In the wake of COVID-19, Zoom meetings have replaced conference rooms, and the rare thirty seconds you may have in the elevator to impress your CEO can no longer take place. But not all opportunities…
“Whether or not our team members are high potential or they’re high performing, we need to focus on them both. We can’t take the high performing team members for granted. And we can’t put all…
PwC Principal Mike Donoghue gives key advice to veterans on how to network, become a high potential, learn from mistakes and overcoming roadblocks.
EY’s Diana Solash gives advice on how to build trust to become a high potential.
What qualities helped Melissa Harper become a high potential and move up rapidly in her corporate career? Her early mentors taught her three things – do your homework, build relationships, and come up with innovative solutions.
Karen Buck, head of commercial, retail & payment operations, TD Bank, gives advice for high-potential women — advice she says is the same she would give to anybody: “Own and manage your career.”

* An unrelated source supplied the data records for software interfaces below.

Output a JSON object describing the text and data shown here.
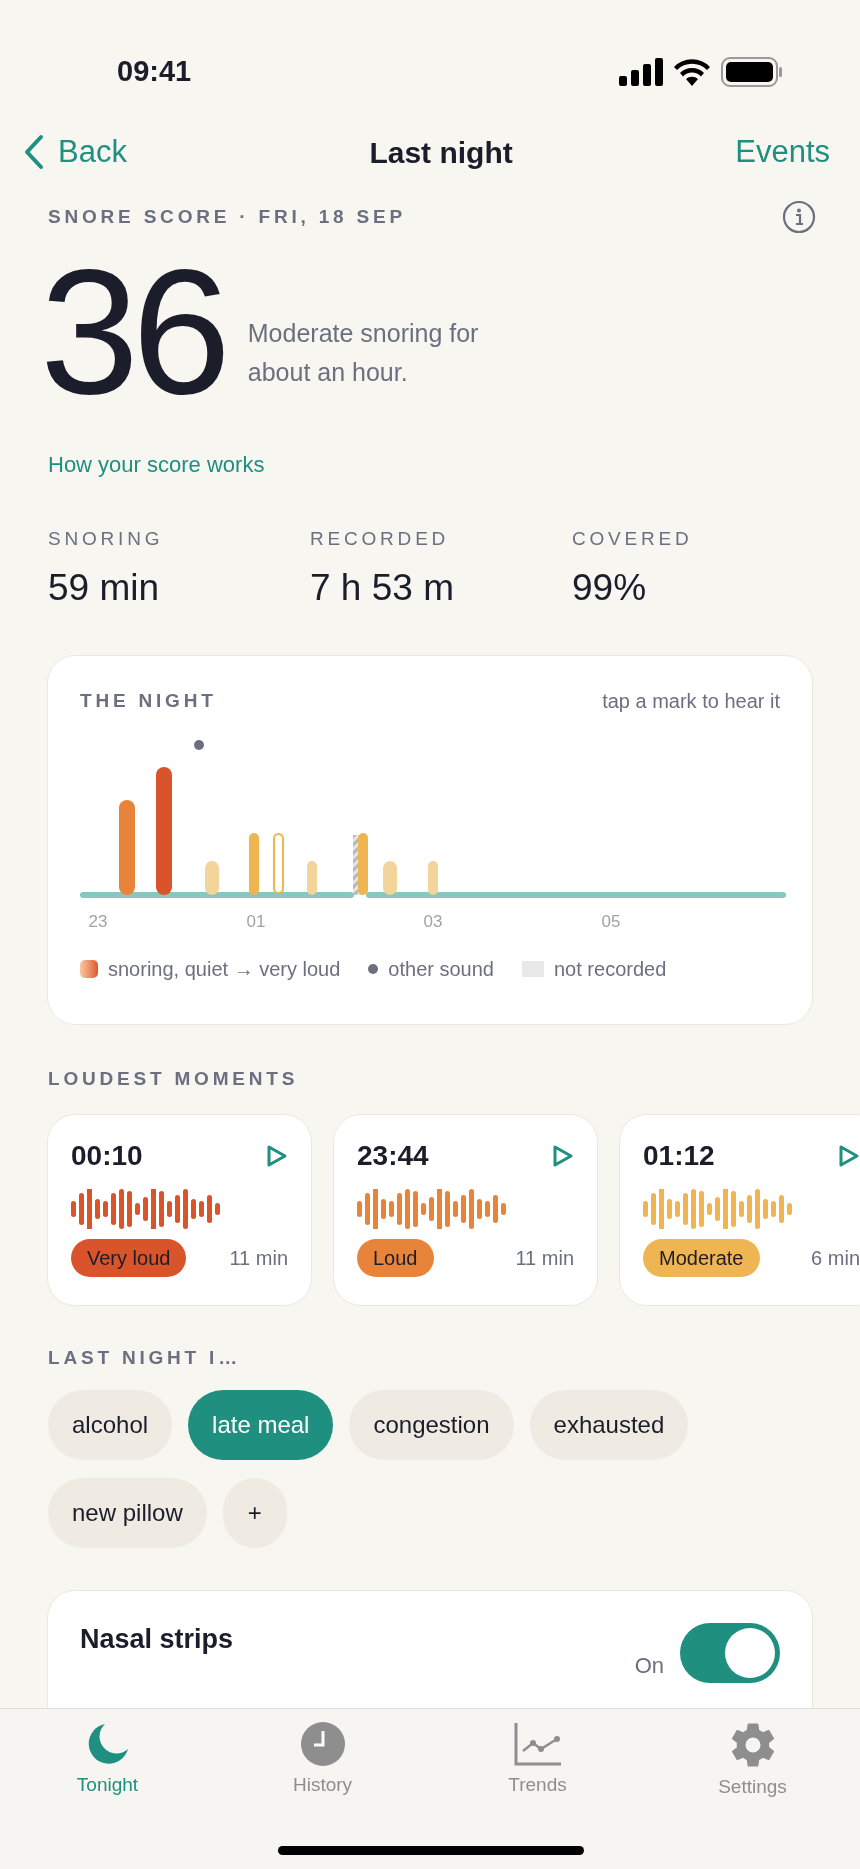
{
  "status_bar": {
    "time": "09:41"
  },
  "nav": {
    "back": "Back",
    "title": "Last night",
    "action": "Events"
  },
  "score": {
    "label": "SNORE SCORE · FRI, 18 SEP",
    "value": "36",
    "summary": "Moderate snoring for about an hour.",
    "link": "How your score works"
  },
  "stats": [
    {
      "label": "SNORING",
      "value": "59 min"
    },
    {
      "label": "RECORDED",
      "value": "7 h 53 m"
    },
    {
      "label": "COVERED",
      "value": "99%"
    }
  ],
  "night": {
    "title": "THE NIGHT",
    "hint": "tap a mark to hear it",
    "x_labels": [
      "23",
      "01",
      "03",
      "05"
    ],
    "legend": [
      {
        "kind": "snoring",
        "label": "snoring, quiet → very loud"
      },
      {
        "kind": "other",
        "label": "other sound"
      },
      {
        "kind": "missing",
        "label": "not recorded"
      }
    ]
  },
  "loudest": {
    "title": "LOUDEST MOMENTS",
    "moments": [
      {
        "time": "00:10",
        "kind": "very_loud",
        "badge": "Very loud",
        "duration": "11 min"
      },
      {
        "time": "23:44",
        "kind": "loud",
        "badge": "Loud",
        "duration": "11 min"
      },
      {
        "time": "01:12",
        "kind": "moderate",
        "badge": "Moderate",
        "duration": "6 min"
      }
    ]
  },
  "factors": {
    "title": "LAST NIGHT I…",
    "chips": [
      {
        "label": "alcohol",
        "selected": false
      },
      {
        "label": "late meal",
        "selected": true
      },
      {
        "label": "congestion",
        "selected": false
      },
      {
        "label": "exhausted",
        "selected": false
      },
      {
        "label": "new pillow",
        "selected": false
      }
    ],
    "add": "+"
  },
  "remedy": {
    "name": "Nasal strips",
    "state_label": "On",
    "on": true
  },
  "tabs": [
    {
      "label": "Tonight",
      "kind": "moon",
      "selected": true
    },
    {
      "label": "History",
      "kind": "clock",
      "selected": false
    },
    {
      "label": "Trends",
      "kind": "chart",
      "selected": false
    },
    {
      "label": "Settings",
      "kind": "gear",
      "selected": false
    }
  ]
}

If your company is still using the nine-box method to evaluate high potential talent, Brian Fishel, SVP, Chief Talent Officer at KeyCorp, explains why it’s outdated. Fishel’s presentation will go over the most effective metrics…

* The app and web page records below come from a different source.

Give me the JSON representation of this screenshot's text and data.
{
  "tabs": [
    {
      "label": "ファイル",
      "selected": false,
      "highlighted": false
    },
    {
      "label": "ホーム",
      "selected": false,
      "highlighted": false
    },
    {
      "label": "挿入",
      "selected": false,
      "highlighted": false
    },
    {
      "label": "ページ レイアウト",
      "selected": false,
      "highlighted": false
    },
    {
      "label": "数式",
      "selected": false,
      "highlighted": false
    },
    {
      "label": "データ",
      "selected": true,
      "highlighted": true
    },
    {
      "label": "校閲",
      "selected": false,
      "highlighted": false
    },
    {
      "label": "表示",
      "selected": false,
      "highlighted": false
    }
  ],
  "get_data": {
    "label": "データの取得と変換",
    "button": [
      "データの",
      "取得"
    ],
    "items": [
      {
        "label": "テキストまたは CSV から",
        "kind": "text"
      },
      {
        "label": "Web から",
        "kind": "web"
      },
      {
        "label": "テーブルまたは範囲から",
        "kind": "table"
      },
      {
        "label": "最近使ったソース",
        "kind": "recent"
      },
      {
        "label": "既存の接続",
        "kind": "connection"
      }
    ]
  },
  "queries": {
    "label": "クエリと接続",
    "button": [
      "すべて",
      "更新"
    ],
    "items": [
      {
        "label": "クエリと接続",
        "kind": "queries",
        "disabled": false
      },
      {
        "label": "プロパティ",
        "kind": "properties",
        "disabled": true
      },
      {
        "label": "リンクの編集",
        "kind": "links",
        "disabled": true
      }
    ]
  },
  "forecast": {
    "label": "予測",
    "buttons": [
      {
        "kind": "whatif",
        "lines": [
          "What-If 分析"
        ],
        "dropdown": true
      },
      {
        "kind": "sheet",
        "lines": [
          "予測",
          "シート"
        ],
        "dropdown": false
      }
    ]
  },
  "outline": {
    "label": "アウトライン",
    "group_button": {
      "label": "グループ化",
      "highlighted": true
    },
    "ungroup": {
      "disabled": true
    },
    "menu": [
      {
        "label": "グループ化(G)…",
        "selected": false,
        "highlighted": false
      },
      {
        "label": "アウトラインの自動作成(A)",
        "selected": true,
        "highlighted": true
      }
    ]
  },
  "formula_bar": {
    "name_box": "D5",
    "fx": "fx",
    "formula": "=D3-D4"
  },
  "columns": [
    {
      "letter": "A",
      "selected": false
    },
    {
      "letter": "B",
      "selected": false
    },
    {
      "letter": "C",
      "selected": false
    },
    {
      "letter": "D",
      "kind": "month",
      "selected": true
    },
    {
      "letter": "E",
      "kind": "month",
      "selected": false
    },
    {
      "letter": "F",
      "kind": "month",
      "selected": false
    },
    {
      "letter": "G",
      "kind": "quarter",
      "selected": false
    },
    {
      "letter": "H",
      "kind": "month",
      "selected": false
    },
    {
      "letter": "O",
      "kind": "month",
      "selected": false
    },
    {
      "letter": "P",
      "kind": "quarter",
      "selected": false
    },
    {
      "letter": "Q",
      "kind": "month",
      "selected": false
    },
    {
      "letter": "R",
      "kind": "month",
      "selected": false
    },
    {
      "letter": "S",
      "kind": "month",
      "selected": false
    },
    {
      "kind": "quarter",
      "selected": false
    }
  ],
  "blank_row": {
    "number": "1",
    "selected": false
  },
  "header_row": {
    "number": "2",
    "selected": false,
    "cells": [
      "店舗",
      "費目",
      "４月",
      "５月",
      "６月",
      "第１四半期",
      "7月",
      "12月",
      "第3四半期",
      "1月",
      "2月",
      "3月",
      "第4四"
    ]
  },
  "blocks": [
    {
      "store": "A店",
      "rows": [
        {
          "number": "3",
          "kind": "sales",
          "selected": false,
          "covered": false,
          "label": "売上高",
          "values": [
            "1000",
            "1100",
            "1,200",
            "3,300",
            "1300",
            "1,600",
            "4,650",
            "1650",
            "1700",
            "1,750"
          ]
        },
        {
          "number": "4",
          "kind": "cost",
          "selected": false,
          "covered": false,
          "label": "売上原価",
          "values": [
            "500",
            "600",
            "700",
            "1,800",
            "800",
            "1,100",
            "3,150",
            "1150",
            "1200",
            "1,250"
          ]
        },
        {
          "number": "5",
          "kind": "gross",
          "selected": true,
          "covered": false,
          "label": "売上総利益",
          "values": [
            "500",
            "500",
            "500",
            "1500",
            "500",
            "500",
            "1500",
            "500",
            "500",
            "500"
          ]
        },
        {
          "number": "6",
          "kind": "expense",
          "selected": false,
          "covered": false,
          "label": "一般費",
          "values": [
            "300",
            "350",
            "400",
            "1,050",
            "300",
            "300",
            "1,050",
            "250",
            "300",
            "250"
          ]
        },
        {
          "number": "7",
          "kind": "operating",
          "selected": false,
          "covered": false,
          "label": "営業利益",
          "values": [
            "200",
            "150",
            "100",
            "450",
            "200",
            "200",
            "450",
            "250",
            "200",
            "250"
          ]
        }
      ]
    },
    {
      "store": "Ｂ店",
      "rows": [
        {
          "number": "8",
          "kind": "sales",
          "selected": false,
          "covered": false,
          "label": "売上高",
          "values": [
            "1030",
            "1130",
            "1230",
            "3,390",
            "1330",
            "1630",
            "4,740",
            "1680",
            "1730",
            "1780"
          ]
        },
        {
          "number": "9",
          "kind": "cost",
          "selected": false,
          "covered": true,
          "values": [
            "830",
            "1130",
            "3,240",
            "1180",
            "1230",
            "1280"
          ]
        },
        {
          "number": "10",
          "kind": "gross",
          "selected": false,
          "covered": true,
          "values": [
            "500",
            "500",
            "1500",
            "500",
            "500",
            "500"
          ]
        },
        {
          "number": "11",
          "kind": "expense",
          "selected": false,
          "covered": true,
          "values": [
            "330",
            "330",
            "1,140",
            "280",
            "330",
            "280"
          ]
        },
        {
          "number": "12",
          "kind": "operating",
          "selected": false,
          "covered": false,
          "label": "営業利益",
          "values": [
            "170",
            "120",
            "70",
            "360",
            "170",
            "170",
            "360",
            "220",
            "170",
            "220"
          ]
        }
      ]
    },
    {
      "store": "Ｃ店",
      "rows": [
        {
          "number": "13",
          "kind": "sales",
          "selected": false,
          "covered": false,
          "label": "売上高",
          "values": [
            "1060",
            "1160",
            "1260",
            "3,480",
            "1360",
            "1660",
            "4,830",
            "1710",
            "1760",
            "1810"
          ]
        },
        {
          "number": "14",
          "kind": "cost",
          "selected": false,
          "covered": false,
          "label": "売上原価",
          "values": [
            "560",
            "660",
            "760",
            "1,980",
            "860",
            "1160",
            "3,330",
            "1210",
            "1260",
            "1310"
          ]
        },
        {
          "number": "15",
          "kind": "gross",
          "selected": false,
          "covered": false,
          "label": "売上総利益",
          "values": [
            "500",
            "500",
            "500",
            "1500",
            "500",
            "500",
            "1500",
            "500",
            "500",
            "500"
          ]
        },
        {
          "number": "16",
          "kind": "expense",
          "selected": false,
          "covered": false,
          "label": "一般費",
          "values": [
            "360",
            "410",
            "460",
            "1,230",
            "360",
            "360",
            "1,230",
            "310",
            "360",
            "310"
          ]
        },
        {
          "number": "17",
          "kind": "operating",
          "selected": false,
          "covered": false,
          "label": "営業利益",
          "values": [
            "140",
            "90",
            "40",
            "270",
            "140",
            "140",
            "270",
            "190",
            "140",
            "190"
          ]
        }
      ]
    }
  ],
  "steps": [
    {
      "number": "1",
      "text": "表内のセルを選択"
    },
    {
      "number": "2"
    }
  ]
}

What qualities do companies look for in determining who is a high potential?
One of the most senior women at EY tells her story, including how she learned from disappointment and how much mentors and sponsors taught her.
Most Fortune 500 companies still have gaps of women in senior management. Here are case studies of four companies – Novartis Pharmaceuticals Corporation, EY, Wells Fargo and MassMutual Financial Group – all of whom have had significant progress with senior women.
How accurately is your company determining who should be a high potential? The old nine-box matrix is increasingly coming under fire as new ways of including talented employees — and factoring in diversity — take hold.